• **Problem requirements**
Set each line of the records down again exactly, please.

• **Recorded information**
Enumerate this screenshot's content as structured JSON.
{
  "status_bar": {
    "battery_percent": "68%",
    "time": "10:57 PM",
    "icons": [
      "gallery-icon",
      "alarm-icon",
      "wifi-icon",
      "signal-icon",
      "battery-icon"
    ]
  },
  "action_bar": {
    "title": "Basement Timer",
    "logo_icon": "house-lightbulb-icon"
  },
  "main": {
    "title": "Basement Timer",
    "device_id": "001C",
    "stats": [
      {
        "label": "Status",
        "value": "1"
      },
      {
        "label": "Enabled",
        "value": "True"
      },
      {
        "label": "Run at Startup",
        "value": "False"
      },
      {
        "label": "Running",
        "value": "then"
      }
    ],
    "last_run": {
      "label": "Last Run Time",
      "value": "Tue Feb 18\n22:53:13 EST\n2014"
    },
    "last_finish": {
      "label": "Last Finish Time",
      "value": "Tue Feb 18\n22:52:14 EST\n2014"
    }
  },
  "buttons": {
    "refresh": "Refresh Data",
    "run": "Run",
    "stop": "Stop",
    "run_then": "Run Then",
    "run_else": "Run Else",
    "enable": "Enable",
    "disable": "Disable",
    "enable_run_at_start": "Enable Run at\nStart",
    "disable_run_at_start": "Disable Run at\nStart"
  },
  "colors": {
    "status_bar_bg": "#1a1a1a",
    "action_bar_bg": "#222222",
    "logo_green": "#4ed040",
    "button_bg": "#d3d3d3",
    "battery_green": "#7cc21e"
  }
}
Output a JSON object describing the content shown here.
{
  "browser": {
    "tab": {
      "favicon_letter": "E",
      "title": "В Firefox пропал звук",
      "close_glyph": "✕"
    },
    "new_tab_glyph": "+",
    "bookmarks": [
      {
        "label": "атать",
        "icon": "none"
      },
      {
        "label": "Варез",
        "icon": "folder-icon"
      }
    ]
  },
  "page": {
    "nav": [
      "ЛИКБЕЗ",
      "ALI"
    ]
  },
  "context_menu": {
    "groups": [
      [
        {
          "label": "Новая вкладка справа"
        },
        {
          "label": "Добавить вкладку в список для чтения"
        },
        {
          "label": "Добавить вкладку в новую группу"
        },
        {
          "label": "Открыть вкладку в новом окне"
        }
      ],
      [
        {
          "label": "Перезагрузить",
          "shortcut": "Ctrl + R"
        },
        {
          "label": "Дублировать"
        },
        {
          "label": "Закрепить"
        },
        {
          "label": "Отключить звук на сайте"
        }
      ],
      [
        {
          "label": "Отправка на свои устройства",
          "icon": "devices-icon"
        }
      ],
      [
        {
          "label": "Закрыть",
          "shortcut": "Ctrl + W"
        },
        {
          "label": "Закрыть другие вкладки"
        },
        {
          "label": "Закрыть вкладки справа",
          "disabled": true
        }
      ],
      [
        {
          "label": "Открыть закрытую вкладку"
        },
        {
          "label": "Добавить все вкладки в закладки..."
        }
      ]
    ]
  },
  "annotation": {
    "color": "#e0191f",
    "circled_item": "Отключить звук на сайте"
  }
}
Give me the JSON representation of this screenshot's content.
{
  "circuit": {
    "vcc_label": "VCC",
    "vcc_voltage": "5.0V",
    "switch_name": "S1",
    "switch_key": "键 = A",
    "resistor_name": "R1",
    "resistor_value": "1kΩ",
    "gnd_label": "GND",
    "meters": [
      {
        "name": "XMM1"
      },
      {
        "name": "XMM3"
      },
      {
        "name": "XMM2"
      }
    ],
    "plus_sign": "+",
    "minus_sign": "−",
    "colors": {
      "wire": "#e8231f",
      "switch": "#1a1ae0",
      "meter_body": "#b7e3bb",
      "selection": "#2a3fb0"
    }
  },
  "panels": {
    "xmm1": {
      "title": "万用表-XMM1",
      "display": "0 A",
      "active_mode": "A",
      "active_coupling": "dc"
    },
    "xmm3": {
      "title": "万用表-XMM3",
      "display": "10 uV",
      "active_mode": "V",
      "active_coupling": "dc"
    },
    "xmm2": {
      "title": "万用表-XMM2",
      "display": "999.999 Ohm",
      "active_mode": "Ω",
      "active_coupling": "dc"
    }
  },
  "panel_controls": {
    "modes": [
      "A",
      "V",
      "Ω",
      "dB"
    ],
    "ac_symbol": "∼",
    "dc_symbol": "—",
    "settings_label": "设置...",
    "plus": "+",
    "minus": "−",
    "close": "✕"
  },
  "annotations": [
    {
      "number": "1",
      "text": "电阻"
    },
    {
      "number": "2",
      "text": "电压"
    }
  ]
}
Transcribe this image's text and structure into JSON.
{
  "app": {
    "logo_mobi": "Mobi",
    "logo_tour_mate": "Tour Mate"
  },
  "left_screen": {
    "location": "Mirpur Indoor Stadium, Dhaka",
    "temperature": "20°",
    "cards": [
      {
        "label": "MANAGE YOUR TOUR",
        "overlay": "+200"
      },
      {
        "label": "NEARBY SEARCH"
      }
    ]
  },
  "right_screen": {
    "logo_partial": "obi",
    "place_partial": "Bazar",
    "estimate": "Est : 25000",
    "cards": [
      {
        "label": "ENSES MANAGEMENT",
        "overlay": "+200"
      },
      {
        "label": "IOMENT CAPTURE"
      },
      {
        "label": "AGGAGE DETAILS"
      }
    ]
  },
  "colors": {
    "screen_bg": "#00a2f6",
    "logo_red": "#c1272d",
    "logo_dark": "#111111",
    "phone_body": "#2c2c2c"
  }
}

• **Solution to this task**
Enumerate this screenshot's content as structured JSON.
{
  "status_bar": {
    "battery_percent": "68%",
    "time": "10:57 PM",
    "icons": [
      "gallery-icon",
      "alarm-icon",
      "wifi-icon",
      "signal-icon",
      "battery-icon"
    ]
  },
  "action_bar": {
    "title": "Basement Timer",
    "logo_icon": "house-lightbulb-icon"
  },
  "main": {
    "title": "Basement Timer",
    "device_id": "001C",
    "stats": [
      {
        "label": "Status",
        "value": "1"
      },
      {
        "label": "Enabled",
        "value": "True"
      },
      {
        "label": "Run at Startup",
        "value": "False"
      },
      {
        "label": "Running",
        "value": "then"
      }
    ],
    "last_run": {
      "label": "Last Run Time",
      "value": "Tue Feb 18\n22:53:13 EST\n2014"
    },
    "last_finish": {
      "label": "Last Finish Time",
      "value": "Tue Feb 18\n22:52:14 EST\n2014"
    }
  },
  "buttons": {
    "refresh": "Refresh Data",
    "run": "Run",
    "stop": "Stop",
    "run_then": "Run Then",
    "run_else": "Run Else",
    "enable": "Enable",
    "disable": "Disable",
    "enable_run_at_start": "Enable Run at\nStart",
    "disable_run_at_start": "Disable Run at\nStart"
  },
  "colors": {
    "status_bar_bg": "#1a1a1a",
    "action_bar_bg": "#222222",
    "logo_green": "#4ed040",
    "button_bg": "#d3d3d3",
    "battery_green": "#7cc21e"
  }
}
Output a JSON object describing the content shown here.
{
  "browser": {
    "tab": {
      "favicon_letter": "E",
      "title": "В Firefox пропал звук",
      "close_glyph": "✕"
    },
    "new_tab_glyph": "+",
    "bookmarks": [
      {
        "label": "атать",
        "icon": "none"
      },
      {
        "label": "Варез",
        "icon": "folder-icon"
      }
    ]
  },
  "page": {
    "nav": [
      "ЛИКБЕЗ",
      "ALI"
    ]
  },
  "context_menu": {
    "groups": [
      [
        {
          "label": "Новая вкладка справа"
        },
        {
          "label": "Добавить вкладку в список для чтения"
        },
        {
          "label": "Добавить вкладку в новую группу"
        },
        {
          "label": "Открыть вкладку в новом окне"
        }
      ],
      [
        {
          "label": "Перезагрузить",
          "shortcut": "Ctrl + R"
        },
        {
          "label": "Дублировать"
        },
        {
          "label": "Закрепить"
        },
        {
          "label": "Отключить звук на сайте"
        }
      ],
      [
        {
          "label": "Отправка на свои устройства",
          "icon": "devices-icon"
        }
      ],
      [
        {
          "label": "Закрыть",
          "shortcut": "Ctrl + W"
        },
        {
          "label": "Закрыть другие вкладки"
        },
        {
          "label": "Закрыть вкладки справа",
          "disabled": true
        }
      ],
      [
        {
          "label": "Открыть закрытую вкладку"
        },
        {
          "label": "Добавить все вкладки в закладки..."
        }
      ]
    ]
  },
  "annotation": {
    "color": "#e0191f",
    "circled_item": "Отключить звук на сайте"
  }
}
Give me the JSON representation of this screenshot's content.
{
  "circuit": {
    "vcc_label": "VCC",
    "vcc_voltage": "5.0V",
    "switch_name": "S1",
    "switch_key": "键 = A",
    "resistor_name": "R1",
    "resistor_value": "1kΩ",
    "gnd_label": "GND",
    "meters": [
      {
        "name": "XMM1"
      },
      {
        "name": "XMM3"
      },
      {
        "name": "XMM2"
      }
    ],
    "plus_sign": "+",
    "minus_sign": "−",
    "colors": {
      "wire": "#e8231f",
      "switch": "#1a1ae0",
      "meter_body": "#b7e3bb",
      "selection": "#2a3fb0"
    }
  },
  "panels": {
    "xmm1": {
      "title": "万用表-XMM1",
      "display": "0 A",
      "active_mode": "A",
      "active_coupling": "dc"
    },
    "xmm3": {
      "title": "万用表-XMM3",
      "display": "10 uV",
      "active_mode": "V",
      "active_coupling": "dc"
    },
    "xmm2": {
      "title": "万用表-XMM2",
      "display": "999.999 Ohm",
      "active_mode": "Ω",
      "active_coupling": "dc"
    }
  },
  "panel_controls": {
    "modes": [
      "A",
      "V",
      "Ω",
      "dB"
    ],
    "ac_symbol": "∼",
    "dc_symbol": "—",
    "settings_label": "设置...",
    "plus": "+",
    "minus": "−",
    "close": "✕"
  },
  "annotations": [
    {
      "number": "1",
      "text": "电阻"
    },
    {
      "number": "2",
      "text": "电压"
    }
  ]
}
Transcribe this image's text and structure into JSON.
{
  "app": {
    "logo_mobi": "Mobi",
    "logo_tour_mate": "Tour Mate"
  },
  "left_screen": {
    "location": "Mirpur Indoor Stadium, Dhaka",
    "temperature": "20°",
    "cards": [
      {
        "label": "MANAGE YOUR TOUR",
        "overlay": "+200"
      },
      {
        "label": "NEARBY SEARCH"
      }
    ]
  },
  "right_screen": {
    "logo_partial": "obi",
    "place_partial": "Bazar",
    "estimate": "Est : 25000",
    "cards": [
      {
        "label": "ENSES MANAGEMENT",
        "overlay": "+200"
      },
      {
        "label": "IOMENT CAPTURE"
      },
      {
        "label": "AGGAGE DETAILS"
      }
    ]
  },
  "colors": {
    "screen_bg": "#00a2f6",
    "logo_red": "#c1272d",
    "logo_dark": "#111111",
    "phone_body": "#2c2c2c"
  }
}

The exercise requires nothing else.